What needs to be done — Your answer should be one number: the count of lines in the records that include the word "JSON".

Data listing —
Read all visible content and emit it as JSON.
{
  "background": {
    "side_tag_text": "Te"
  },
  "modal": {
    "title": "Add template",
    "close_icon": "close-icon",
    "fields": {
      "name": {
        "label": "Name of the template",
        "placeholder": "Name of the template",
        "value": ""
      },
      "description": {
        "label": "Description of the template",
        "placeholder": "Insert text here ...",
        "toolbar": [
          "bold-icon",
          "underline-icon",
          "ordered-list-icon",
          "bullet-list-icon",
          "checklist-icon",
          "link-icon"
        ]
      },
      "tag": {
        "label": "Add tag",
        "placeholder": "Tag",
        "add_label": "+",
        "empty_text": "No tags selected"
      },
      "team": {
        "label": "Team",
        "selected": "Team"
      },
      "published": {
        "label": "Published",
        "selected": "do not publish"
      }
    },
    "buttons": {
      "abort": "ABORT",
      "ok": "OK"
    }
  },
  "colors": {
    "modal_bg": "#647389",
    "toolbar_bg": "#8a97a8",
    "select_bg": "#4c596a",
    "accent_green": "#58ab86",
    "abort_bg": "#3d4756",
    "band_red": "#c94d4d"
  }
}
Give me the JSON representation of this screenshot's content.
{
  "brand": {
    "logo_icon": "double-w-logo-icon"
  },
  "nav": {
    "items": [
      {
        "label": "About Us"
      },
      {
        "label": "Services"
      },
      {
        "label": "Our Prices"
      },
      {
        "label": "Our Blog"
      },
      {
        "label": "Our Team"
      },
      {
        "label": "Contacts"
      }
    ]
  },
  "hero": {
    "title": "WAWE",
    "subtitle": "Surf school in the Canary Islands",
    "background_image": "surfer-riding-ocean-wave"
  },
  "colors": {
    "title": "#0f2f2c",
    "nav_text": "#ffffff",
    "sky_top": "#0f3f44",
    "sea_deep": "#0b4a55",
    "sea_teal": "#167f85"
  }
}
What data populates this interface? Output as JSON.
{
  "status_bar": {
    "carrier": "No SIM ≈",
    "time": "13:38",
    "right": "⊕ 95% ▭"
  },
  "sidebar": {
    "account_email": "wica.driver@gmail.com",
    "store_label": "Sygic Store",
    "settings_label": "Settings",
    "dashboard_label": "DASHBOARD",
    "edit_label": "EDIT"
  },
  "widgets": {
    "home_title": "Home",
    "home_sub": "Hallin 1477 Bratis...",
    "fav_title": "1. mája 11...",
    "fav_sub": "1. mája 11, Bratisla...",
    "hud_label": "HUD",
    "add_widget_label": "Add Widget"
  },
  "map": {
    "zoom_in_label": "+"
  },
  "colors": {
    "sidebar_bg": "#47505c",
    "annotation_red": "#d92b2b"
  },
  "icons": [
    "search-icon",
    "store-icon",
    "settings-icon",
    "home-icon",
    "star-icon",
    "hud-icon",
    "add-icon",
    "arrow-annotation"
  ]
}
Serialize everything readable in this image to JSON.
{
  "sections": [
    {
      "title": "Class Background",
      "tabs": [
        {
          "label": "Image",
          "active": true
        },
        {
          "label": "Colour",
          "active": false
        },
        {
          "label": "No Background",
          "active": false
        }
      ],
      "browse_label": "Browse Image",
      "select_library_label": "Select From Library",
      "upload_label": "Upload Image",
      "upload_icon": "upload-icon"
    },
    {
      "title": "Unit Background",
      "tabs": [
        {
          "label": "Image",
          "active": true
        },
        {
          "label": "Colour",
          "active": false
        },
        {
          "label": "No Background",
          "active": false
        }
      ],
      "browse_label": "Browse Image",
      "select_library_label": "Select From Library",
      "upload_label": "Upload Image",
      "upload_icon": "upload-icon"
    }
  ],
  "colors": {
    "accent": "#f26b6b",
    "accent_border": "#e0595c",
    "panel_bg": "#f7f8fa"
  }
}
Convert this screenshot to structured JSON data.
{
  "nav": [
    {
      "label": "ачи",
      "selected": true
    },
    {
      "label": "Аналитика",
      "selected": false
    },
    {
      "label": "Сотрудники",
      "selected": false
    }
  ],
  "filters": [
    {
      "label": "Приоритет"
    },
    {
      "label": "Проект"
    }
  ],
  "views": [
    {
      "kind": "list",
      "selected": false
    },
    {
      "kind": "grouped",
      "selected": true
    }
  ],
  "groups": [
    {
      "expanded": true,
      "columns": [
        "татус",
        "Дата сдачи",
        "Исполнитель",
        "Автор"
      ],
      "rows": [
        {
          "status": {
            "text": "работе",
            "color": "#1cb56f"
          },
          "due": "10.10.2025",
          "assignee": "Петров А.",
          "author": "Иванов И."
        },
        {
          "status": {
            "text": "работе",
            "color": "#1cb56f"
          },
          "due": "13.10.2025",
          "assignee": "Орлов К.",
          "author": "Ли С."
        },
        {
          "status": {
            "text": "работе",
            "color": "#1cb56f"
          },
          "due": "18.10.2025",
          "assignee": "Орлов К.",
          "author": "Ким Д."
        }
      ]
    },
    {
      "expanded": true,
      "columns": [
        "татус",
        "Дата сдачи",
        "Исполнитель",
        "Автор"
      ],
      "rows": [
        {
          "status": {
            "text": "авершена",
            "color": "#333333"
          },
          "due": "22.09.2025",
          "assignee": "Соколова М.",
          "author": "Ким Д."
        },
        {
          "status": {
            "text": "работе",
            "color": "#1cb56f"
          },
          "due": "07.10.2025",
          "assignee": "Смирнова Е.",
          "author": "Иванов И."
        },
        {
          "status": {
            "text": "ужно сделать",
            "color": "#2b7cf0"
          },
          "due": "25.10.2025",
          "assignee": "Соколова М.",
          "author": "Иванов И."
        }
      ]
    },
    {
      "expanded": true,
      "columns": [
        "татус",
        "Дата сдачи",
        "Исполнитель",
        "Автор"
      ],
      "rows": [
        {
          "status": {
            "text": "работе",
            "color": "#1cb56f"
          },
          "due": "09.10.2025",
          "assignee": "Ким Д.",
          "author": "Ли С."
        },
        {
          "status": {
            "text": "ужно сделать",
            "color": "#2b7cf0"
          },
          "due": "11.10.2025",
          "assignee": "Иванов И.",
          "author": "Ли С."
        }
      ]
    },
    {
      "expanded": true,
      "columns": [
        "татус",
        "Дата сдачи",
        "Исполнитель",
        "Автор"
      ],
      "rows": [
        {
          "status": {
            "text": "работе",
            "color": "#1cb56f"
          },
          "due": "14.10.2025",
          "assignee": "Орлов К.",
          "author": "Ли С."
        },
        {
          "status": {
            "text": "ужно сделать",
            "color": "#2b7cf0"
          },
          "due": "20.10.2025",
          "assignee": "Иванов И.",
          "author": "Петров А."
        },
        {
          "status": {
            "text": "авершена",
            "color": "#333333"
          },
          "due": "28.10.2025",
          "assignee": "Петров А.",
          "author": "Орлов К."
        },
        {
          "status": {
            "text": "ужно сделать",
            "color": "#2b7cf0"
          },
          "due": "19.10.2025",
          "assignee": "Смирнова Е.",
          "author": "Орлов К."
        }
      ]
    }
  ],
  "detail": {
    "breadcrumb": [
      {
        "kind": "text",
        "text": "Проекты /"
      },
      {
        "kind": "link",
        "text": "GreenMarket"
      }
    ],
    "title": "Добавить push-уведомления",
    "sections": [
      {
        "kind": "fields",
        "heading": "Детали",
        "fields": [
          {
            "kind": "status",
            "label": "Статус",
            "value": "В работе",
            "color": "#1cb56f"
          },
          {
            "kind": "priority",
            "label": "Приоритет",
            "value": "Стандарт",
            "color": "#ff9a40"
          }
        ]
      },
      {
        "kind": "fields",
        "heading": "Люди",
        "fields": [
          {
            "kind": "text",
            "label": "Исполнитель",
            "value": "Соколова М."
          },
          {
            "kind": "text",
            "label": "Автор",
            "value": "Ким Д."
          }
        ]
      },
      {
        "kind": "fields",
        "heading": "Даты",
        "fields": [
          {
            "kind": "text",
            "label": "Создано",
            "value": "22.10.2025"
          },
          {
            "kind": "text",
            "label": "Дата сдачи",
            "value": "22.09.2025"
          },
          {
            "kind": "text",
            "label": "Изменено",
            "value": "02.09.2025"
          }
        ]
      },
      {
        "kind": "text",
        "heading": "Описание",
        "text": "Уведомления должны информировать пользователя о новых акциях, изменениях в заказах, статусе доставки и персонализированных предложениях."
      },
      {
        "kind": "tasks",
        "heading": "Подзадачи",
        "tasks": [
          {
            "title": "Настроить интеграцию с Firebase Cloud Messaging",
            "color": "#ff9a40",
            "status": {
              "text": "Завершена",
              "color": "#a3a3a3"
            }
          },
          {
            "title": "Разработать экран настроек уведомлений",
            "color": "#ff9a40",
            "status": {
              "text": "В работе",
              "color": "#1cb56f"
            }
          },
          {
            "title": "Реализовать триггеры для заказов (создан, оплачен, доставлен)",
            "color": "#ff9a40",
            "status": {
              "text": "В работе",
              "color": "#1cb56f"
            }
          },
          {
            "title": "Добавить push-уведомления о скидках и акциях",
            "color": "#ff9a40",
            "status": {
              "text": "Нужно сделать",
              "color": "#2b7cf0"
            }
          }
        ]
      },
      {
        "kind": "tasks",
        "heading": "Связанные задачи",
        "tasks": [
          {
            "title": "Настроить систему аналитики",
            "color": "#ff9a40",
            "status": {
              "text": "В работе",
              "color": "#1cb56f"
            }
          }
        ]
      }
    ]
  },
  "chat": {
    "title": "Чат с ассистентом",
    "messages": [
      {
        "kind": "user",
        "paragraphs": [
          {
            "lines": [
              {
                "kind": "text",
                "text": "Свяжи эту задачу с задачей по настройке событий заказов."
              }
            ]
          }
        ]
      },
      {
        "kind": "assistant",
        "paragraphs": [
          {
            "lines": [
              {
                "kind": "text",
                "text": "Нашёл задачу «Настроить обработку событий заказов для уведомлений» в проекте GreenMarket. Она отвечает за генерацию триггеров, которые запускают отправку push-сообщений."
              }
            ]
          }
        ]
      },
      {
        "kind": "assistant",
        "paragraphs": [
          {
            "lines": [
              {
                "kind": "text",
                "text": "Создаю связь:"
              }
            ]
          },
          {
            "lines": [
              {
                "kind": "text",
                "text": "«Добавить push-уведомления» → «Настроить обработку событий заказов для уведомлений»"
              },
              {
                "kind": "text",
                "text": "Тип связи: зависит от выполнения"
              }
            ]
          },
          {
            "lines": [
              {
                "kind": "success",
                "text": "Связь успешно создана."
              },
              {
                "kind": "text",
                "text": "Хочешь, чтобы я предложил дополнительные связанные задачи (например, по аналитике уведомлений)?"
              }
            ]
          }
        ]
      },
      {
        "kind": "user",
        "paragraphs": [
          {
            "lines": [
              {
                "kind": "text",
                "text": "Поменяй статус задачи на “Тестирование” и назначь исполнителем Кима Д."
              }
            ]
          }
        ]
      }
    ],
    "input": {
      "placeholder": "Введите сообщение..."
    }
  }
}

Output — 5